The rip currents off South Shore beaches that were predicted last weekend, courtesy of Hurricane Arthur, for the most part didn’t show, but many others surely will this summer. The swimmers who have braved the ocean recently haven’t ventured out far in water that’s been 10 degrees colder than comfortable, but before long lifeguards will be whistling more people in toward shore and, when that action does not have the desired result, grabbing torpedo buoys, high-stepping through the surf and stroking out to rescue them.
Help make your pool and ocean lifeguards’ lives less stressful this season by using common sense in and around the water. If lifeguards wrote the laws, the first one might be Learn to Swim, no matter your age. Many 5- and 6-year-olds can move comfortably through deep water after just a few weeks of lessons, and parents of even younger children who are eager to acquaint them with aquatics should check out the gasp-worthy video at www.infantswim.com. That’s how natural swimming can be.
All the same, the best experiences at your local public pool or at the beach will benefit from caution. The second lifeguards’ law might be Parents Swim Too. Get in the pool with your kids, and keep the younger ones within reach. Resist the urge to help them stay afloat with anything inflatable; the plastic arm bands, especially, are one of swimming’s truly regrettable inventions, aiding only in complicating and lengthening the learning process.

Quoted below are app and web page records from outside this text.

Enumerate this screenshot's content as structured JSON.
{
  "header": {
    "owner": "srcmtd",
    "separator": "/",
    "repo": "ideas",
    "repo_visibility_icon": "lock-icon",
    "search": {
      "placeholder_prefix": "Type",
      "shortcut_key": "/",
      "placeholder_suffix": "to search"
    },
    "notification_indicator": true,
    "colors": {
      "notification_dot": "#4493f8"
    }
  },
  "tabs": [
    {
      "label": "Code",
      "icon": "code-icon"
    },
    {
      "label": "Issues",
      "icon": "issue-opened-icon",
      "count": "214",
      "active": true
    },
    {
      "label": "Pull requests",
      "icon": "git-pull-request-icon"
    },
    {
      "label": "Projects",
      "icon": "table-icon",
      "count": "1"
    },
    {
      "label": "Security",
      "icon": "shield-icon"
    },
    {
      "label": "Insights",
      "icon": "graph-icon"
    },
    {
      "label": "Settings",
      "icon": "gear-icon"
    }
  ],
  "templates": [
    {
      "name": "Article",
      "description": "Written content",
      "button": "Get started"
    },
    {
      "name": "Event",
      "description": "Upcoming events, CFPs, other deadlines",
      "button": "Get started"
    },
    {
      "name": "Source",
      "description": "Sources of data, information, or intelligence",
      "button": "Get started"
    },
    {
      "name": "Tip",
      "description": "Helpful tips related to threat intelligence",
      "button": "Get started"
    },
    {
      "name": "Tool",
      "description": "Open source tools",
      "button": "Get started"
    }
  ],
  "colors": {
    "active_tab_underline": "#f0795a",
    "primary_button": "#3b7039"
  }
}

If you can’t be in the pool all the time, you should be able to entrust older children to the lifeguards — if it’s obvious to you that they are focused on their job, which is watching the water. If you see a lifeguard averting his glance too often to chat for too long with a friend on the deck below his chair, feel free to remind him — or the pool manager — that much of his training was about minimizing distractions.